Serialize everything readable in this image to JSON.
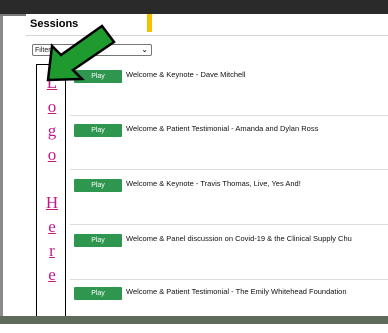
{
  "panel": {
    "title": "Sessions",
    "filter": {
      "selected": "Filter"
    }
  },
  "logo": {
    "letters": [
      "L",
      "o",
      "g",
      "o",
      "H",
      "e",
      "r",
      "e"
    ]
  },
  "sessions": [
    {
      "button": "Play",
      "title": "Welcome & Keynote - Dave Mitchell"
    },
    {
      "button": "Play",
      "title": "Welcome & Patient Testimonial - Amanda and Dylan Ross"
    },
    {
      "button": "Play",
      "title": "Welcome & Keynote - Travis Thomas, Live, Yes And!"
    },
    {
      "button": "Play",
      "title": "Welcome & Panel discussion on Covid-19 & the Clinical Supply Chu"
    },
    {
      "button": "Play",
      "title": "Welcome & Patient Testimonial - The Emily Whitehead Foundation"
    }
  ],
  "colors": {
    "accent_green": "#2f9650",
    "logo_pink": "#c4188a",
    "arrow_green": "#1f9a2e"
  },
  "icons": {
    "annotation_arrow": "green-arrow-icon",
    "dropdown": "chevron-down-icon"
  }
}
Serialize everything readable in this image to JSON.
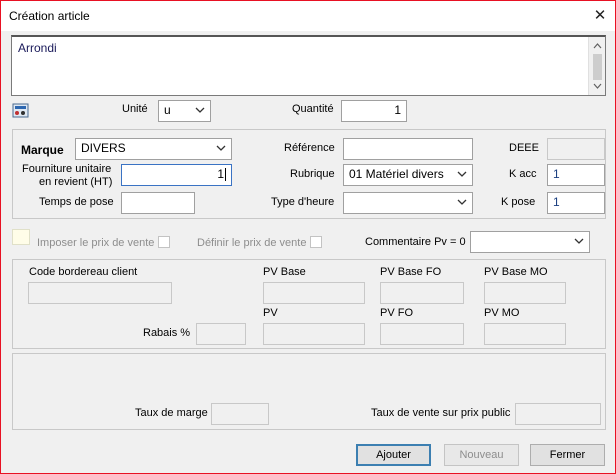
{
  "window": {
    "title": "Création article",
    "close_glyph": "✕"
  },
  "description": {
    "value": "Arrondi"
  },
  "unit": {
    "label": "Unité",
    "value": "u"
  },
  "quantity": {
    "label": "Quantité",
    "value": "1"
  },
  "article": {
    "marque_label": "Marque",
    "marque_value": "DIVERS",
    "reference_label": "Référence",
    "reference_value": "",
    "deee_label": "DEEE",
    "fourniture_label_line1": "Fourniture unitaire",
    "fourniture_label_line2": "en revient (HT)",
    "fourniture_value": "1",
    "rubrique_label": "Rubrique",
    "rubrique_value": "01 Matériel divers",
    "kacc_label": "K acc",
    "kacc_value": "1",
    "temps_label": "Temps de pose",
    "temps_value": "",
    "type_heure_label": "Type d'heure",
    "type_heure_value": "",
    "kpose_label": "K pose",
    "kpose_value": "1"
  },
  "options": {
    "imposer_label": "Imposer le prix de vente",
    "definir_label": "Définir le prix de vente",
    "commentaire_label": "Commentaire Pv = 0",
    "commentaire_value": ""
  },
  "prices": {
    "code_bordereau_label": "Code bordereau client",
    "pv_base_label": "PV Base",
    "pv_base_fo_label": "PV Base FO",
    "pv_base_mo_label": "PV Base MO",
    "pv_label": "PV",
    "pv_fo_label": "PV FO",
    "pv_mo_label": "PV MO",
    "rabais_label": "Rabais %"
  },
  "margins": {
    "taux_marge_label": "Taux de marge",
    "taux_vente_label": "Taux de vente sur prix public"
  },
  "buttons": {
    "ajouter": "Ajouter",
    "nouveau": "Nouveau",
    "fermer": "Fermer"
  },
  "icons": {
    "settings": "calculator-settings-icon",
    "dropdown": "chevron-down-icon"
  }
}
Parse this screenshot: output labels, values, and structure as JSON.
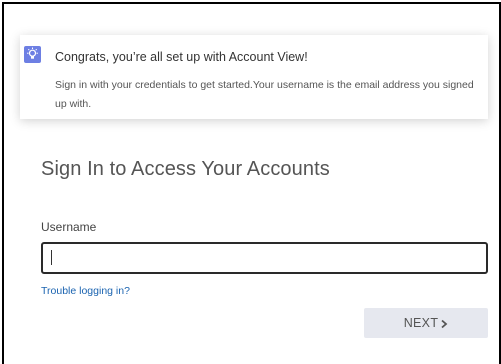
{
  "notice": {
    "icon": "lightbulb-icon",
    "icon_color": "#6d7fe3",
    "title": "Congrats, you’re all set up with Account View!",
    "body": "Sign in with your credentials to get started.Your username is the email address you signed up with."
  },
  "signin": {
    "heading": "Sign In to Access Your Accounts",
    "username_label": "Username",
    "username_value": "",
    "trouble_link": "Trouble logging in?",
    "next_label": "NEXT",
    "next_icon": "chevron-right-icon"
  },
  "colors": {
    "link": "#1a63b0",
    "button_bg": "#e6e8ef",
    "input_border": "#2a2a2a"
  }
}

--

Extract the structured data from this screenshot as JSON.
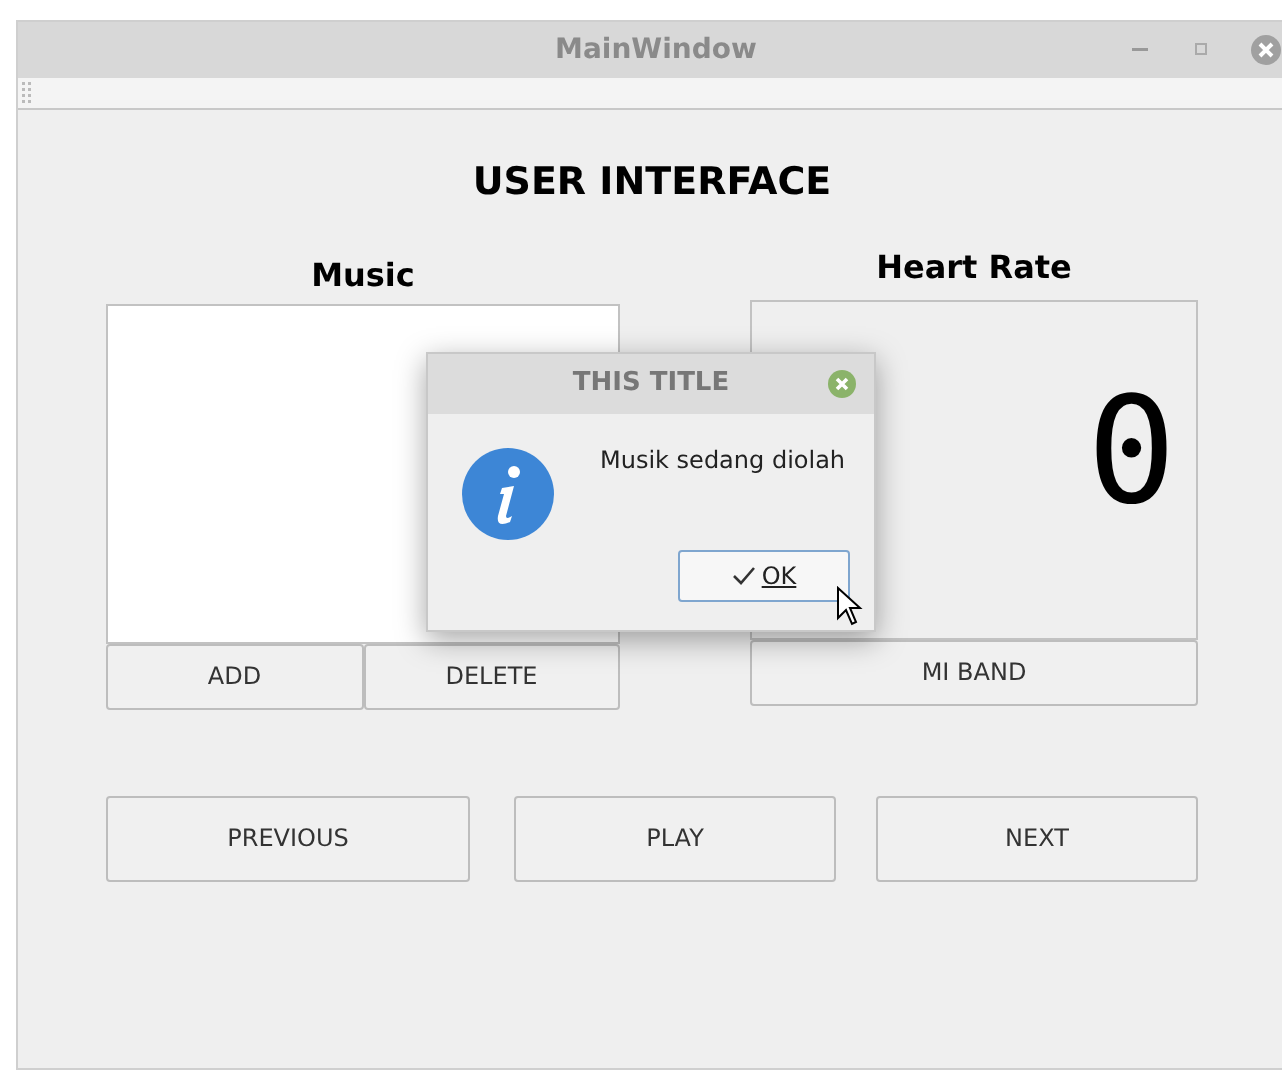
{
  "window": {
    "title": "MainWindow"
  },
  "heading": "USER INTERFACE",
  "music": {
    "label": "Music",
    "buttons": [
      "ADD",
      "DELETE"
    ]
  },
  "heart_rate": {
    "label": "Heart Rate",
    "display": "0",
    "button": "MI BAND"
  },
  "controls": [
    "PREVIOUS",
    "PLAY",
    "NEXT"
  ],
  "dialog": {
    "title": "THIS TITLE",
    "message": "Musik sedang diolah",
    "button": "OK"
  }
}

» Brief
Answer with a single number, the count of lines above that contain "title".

» Exercise output
10